━━━ Provided records ━━━

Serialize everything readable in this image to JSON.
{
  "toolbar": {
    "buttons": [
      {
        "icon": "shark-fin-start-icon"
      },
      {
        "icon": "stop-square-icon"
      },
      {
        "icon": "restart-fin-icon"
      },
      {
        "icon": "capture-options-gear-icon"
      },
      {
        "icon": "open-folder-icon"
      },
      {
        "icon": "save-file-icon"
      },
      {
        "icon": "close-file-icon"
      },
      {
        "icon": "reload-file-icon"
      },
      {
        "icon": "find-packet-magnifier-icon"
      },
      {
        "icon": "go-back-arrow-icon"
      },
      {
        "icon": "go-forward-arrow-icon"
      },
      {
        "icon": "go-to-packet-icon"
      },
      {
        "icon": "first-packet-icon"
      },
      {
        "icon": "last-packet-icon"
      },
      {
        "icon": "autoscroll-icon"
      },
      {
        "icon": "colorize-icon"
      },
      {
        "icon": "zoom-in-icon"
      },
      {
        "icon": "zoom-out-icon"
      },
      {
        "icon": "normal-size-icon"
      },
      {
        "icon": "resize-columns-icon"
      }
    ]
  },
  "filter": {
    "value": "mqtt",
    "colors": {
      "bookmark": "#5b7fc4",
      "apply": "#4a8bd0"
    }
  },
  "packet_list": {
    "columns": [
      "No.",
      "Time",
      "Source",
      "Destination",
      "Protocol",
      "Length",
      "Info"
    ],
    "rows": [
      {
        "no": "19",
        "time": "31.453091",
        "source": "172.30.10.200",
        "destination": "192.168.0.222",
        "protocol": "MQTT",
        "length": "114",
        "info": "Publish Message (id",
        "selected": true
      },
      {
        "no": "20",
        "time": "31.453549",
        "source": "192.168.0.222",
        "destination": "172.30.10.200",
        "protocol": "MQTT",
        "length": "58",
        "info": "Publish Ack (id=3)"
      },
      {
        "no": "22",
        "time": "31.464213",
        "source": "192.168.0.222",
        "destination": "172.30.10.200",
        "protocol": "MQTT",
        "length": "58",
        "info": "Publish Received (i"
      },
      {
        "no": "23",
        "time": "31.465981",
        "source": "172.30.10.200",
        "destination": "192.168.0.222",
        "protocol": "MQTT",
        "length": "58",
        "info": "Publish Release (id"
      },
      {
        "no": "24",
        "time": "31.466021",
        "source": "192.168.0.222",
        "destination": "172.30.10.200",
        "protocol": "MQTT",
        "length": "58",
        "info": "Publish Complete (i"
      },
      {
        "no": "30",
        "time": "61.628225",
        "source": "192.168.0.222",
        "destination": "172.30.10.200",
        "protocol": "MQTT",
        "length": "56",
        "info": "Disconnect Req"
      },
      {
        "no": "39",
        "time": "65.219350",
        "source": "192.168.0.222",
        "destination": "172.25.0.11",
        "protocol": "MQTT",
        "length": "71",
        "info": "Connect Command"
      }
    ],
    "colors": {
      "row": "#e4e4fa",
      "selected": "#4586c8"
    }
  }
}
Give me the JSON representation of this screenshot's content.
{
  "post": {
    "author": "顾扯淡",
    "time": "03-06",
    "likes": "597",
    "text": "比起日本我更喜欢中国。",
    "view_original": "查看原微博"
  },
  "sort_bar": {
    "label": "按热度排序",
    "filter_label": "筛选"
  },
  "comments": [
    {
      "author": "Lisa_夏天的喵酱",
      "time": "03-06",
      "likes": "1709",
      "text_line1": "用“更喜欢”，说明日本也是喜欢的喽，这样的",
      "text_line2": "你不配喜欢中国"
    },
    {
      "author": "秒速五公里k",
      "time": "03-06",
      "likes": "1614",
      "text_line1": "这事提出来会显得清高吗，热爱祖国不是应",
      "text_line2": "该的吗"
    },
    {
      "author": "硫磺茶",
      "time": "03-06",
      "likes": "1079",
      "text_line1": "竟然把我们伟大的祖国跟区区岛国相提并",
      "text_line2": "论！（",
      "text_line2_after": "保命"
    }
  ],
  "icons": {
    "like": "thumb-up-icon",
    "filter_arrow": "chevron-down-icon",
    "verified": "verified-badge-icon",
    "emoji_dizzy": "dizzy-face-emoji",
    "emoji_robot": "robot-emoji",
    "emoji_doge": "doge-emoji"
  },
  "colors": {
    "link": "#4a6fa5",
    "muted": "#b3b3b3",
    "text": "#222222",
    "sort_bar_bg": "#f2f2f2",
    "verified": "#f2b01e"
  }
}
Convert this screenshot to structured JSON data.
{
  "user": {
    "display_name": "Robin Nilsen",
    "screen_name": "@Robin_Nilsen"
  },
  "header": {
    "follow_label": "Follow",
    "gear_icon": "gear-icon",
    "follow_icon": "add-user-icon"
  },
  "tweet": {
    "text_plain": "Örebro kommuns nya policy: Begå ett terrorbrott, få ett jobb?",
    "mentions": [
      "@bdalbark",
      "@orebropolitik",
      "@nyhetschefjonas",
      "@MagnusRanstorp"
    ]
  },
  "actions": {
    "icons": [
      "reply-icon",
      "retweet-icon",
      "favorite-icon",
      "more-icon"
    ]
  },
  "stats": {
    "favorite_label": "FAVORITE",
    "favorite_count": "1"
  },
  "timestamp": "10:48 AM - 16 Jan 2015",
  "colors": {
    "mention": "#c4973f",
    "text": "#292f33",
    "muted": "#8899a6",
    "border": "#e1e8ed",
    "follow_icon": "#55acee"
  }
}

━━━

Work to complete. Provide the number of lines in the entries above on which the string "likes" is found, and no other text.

Result. 4